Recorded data

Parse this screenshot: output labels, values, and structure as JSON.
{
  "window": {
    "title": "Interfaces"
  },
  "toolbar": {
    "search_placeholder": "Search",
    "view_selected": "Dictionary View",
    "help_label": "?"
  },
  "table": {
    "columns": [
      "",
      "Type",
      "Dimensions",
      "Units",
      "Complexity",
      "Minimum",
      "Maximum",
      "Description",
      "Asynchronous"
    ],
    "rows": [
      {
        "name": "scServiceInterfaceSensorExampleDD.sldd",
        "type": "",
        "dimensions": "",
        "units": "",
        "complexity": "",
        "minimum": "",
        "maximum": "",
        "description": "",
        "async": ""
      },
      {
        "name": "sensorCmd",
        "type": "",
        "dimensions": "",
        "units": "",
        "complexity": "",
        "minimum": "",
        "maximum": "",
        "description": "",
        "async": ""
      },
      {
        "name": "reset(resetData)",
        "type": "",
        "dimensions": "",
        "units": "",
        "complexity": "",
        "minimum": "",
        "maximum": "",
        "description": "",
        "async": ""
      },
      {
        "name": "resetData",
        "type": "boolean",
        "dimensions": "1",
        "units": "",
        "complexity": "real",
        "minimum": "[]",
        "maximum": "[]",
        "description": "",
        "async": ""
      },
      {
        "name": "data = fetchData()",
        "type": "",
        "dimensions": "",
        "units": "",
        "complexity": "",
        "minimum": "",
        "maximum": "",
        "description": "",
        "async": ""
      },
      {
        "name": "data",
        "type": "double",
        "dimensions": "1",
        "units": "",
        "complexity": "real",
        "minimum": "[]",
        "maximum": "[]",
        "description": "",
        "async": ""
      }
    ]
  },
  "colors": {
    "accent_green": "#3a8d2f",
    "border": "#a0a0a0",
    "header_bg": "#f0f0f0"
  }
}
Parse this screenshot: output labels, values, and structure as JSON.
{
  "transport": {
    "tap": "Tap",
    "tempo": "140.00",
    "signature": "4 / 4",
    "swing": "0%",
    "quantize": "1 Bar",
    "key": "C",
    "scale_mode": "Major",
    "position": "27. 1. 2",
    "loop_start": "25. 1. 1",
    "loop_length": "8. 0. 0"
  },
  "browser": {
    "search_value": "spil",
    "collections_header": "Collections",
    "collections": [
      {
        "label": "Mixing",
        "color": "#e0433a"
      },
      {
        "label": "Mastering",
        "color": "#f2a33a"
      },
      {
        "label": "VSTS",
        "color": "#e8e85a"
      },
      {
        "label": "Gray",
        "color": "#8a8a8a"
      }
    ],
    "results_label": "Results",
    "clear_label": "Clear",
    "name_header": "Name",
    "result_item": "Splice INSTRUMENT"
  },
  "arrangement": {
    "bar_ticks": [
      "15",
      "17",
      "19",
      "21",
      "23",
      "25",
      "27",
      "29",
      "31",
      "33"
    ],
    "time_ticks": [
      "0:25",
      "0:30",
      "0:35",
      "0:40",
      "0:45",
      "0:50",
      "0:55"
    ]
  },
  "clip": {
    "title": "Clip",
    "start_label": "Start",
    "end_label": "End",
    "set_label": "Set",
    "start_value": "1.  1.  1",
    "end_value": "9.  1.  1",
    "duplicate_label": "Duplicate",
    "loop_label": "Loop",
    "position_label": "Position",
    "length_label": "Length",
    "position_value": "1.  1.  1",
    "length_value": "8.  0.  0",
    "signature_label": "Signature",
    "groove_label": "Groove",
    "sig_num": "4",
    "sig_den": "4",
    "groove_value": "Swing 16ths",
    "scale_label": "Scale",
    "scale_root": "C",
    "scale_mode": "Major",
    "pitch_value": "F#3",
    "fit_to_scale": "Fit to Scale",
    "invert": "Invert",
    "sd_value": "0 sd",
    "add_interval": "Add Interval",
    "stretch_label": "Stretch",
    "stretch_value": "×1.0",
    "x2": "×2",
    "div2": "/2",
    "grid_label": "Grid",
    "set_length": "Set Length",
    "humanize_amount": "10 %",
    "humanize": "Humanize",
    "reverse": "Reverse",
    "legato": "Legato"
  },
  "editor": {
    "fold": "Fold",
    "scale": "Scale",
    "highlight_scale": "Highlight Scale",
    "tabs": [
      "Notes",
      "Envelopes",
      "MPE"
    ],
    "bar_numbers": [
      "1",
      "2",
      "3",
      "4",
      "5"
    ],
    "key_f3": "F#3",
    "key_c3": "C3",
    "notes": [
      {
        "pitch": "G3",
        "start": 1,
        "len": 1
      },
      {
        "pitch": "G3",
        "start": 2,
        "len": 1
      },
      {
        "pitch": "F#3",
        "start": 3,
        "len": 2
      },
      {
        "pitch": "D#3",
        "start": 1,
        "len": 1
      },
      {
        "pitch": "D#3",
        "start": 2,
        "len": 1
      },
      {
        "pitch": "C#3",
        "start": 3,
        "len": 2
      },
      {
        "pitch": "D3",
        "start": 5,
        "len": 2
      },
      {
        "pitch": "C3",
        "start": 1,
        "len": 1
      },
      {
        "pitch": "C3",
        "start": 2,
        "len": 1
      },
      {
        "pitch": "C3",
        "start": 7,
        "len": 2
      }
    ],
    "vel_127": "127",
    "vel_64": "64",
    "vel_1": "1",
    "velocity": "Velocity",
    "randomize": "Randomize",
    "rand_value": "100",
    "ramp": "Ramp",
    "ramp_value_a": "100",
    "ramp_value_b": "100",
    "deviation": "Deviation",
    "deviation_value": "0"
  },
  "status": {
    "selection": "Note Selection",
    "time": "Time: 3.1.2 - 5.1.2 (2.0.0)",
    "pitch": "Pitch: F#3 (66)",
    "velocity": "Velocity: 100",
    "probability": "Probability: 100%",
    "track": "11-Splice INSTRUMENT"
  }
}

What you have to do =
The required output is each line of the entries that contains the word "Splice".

Task result =
    "result_item": "Splice INSTRUMENT"
    "track": "11-Splice INSTRUMENT"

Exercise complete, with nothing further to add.